What the task requires: Compute the number of lines in the following data that include the word "this", and output that number alone.

********

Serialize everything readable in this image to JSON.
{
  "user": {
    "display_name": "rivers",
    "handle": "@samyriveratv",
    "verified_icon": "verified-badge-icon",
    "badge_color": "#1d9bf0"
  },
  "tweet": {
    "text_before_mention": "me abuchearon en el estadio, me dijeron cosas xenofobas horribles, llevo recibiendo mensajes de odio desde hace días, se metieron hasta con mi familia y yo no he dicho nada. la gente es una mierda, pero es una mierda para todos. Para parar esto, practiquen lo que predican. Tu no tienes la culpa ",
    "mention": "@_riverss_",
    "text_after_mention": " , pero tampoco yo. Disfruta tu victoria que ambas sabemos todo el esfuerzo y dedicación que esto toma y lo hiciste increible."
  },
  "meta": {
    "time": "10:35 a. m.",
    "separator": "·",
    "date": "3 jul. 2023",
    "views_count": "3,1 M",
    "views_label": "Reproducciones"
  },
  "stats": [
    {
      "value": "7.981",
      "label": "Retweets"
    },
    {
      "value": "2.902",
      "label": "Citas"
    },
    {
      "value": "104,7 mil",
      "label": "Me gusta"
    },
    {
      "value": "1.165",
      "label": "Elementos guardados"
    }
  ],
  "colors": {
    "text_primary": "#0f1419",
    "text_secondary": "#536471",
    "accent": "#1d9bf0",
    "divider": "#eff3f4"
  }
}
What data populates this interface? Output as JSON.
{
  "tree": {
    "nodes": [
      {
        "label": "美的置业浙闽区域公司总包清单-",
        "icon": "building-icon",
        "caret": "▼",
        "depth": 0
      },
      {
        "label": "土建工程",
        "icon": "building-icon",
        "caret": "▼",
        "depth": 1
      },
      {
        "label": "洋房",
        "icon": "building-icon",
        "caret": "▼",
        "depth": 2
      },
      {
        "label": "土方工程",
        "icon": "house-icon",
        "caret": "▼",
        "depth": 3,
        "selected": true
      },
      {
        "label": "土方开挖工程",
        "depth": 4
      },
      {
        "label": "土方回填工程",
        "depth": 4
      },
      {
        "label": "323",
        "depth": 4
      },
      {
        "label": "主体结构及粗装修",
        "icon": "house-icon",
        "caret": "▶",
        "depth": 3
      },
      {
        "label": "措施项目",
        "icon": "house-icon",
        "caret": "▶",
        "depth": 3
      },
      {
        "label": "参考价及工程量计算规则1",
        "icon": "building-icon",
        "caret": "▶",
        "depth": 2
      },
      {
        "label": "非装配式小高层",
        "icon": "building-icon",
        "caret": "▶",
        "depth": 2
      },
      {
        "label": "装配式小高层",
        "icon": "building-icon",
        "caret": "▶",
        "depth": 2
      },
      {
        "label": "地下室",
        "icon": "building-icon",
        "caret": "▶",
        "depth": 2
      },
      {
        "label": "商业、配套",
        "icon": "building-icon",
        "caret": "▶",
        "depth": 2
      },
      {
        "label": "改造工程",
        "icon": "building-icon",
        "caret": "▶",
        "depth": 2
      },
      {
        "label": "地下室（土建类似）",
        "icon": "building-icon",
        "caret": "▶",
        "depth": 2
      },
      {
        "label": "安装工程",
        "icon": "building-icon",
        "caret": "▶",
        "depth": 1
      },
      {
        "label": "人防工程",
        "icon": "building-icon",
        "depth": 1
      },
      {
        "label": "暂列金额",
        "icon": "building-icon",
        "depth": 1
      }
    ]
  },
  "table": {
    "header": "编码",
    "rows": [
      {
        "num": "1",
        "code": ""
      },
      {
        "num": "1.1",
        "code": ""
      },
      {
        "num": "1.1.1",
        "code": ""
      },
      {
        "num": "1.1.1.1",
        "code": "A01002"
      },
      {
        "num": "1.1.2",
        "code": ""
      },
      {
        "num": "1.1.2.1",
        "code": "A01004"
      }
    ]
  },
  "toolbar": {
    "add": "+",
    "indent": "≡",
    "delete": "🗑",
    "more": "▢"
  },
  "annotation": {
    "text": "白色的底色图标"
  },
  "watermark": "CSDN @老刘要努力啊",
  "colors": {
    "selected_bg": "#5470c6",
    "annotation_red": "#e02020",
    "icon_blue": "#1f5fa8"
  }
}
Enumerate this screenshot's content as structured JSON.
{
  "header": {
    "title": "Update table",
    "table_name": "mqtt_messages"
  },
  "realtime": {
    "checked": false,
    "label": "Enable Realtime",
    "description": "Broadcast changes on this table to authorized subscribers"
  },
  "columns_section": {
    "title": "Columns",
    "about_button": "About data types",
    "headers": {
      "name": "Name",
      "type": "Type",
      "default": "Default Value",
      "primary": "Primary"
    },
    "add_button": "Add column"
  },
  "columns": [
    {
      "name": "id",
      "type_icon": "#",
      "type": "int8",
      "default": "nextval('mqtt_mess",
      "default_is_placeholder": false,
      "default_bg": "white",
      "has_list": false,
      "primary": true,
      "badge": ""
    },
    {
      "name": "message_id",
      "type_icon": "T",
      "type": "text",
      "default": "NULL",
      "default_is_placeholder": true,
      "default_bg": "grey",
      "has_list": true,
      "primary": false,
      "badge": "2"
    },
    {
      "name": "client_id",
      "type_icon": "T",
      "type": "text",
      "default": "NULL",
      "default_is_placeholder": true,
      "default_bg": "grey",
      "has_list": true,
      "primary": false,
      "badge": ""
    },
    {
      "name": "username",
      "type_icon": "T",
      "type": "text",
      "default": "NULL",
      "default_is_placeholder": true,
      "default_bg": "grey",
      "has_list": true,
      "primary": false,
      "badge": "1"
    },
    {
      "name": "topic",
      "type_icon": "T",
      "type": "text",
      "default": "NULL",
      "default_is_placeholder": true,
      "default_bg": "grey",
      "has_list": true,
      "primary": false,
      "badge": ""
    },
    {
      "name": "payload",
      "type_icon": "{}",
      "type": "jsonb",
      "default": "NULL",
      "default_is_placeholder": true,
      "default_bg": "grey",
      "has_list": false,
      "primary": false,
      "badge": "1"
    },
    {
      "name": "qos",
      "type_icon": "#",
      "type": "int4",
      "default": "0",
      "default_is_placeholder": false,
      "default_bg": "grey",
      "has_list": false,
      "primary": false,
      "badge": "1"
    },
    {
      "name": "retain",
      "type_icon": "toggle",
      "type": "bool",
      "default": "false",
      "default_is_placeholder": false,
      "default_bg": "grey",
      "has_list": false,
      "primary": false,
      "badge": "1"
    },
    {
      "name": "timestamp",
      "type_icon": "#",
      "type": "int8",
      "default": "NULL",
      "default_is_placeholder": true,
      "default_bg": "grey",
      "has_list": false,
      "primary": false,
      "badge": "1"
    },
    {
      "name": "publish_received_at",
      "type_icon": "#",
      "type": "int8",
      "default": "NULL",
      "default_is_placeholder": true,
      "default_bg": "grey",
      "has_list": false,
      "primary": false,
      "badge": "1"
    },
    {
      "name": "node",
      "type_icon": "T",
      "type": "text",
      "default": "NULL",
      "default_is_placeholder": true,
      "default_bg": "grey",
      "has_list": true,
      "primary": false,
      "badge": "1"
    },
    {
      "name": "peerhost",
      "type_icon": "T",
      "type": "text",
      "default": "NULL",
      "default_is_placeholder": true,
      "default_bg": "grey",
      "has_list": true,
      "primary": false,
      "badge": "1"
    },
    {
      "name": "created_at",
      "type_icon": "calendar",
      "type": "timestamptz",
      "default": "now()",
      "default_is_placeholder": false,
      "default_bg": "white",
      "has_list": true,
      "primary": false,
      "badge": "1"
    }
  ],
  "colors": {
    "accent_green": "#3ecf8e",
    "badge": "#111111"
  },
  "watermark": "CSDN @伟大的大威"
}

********

Solved problem: 4